Rutala WA, Weber DJ. Disinfection of endoscopes: review of new chemical sterilants used for high-level disinfection. Infect Control Hosp Epidemiol. 1999;20:69–76.
Toté K, Berghe DV, Deschacht M, de Wit K, Maes L, Cos P. Inhibitory efficacy of various antibiotics on matrix and viable mass of Staphylococcus aureus and Pseudomonas aeruginosa biofilms. Int J Antimicrob Agents. 2009;33:525–31.
Chenjiao W, Hongyan Z, Qing G, Xiaoqi Z, Liying G, Ying F. In-use evaluation of peracetic acid for high-level disinfection of endoscopes. Gastroenterol Nurs. 2016;39:116–20.
We thank Prof. Akiyoshi Tsuji, School of Medicine, Toho University, for providing strains and supervising the biofilm-killing experiments. We also thank Masako Hara, PhD, Ocean Research Institute, University of Tokyo, for kindly supporting all SEM observation procedures. We would like to thank Editage (https://www.editage.com/) for English language editing.
This work was supported by JSPS KAKENHI (grant 16,922,135).
Availability of data and materials
Ethics approval and consent to participate
Consent for publication
The authors declare that they have no competing interests.
Springer Nature remains neutral with regard to jurisdictional claims in published maps and institutional affiliations.

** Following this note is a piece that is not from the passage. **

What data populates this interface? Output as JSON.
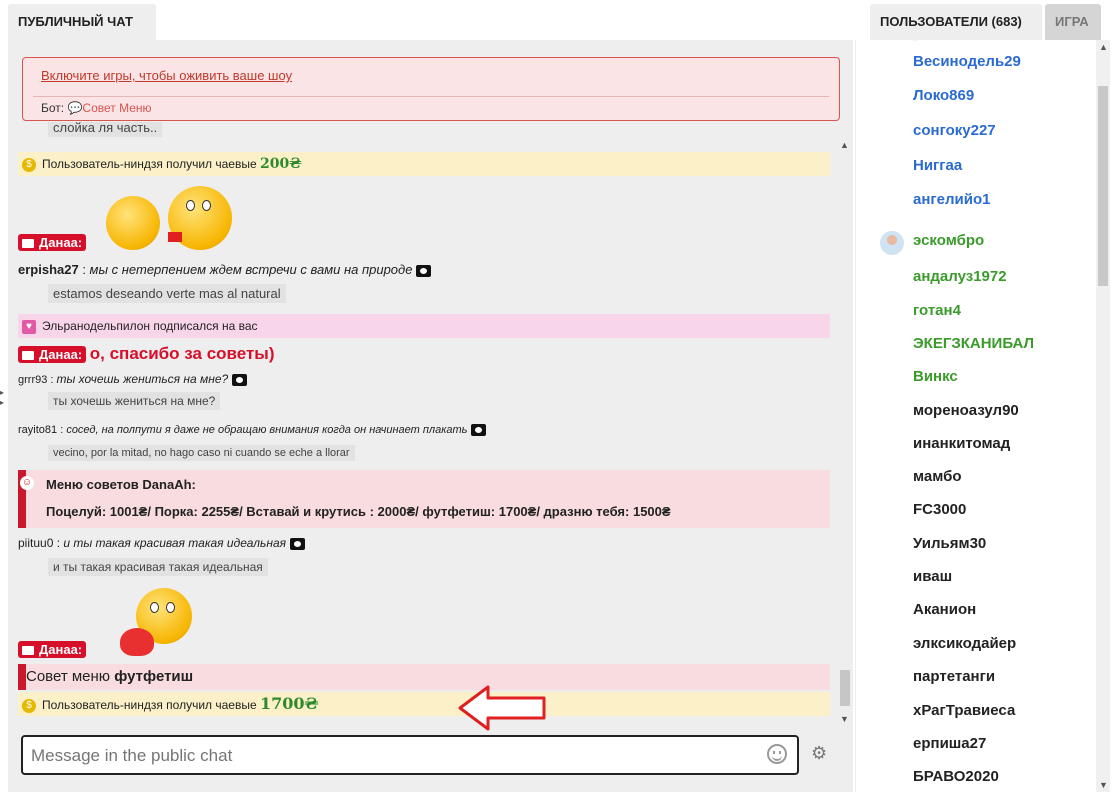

About this article
Cite this article
Chino, T., Nukui, Y., Morishita, Y. et al. Morphological bactericidal fast-acting effects of peracetic acid, a high-level disinfectant, against Staphylococcus aureus and Pseudomonas aeruginosa biofilms in tubing. Antimicrob Resist Infect Control 6, 122 (2017). https://0-doi-org.brum.beds.ac.uk/10.1186/s13756-017-0281-1

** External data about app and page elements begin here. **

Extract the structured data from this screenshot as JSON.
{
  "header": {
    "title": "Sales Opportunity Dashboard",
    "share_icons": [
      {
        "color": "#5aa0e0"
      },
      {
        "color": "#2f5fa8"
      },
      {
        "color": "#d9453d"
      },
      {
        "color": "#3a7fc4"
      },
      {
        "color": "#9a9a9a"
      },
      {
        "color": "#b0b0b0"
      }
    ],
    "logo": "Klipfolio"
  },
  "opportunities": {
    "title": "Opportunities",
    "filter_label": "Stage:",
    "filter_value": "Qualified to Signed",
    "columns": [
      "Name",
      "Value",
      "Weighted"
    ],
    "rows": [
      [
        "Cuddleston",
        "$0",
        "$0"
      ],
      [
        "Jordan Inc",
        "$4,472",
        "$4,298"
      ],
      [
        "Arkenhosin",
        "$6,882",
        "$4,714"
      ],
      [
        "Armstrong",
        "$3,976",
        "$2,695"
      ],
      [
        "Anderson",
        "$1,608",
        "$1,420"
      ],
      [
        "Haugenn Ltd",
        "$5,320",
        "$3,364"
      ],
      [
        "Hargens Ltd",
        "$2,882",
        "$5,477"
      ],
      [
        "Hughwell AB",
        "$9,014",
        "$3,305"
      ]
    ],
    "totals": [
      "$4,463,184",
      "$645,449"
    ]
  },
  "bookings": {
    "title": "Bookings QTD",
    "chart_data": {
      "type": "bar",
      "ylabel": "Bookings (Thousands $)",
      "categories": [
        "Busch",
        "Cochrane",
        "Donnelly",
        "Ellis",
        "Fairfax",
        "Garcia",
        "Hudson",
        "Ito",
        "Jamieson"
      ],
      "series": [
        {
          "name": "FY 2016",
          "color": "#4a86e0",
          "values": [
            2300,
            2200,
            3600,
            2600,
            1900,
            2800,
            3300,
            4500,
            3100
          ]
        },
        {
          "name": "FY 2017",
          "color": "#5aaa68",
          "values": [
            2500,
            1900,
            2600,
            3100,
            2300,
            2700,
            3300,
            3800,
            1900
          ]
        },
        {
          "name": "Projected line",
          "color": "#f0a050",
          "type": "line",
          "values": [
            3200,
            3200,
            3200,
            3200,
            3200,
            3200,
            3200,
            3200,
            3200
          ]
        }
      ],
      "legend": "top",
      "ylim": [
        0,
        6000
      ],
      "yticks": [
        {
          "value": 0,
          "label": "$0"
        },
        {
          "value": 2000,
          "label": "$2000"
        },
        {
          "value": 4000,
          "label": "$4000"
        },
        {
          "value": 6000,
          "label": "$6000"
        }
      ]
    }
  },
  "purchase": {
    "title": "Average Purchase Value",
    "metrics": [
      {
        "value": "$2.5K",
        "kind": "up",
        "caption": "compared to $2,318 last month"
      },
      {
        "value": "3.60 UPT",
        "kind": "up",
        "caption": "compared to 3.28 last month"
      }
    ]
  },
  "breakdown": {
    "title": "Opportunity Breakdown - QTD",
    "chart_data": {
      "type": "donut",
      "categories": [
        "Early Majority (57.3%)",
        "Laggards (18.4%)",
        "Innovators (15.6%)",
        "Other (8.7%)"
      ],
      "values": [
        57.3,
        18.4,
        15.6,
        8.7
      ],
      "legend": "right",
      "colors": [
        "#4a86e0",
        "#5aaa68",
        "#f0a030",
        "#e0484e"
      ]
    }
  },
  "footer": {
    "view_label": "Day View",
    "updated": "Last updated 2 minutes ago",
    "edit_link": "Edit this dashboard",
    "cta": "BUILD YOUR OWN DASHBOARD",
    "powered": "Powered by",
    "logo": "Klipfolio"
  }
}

- Peracetic acid
- Staphylococcus aureus biofilm
- Pseudomonas aeruginosa biofilm
- Bactericidal effectiveness
- Exposure time
- Electron microscopy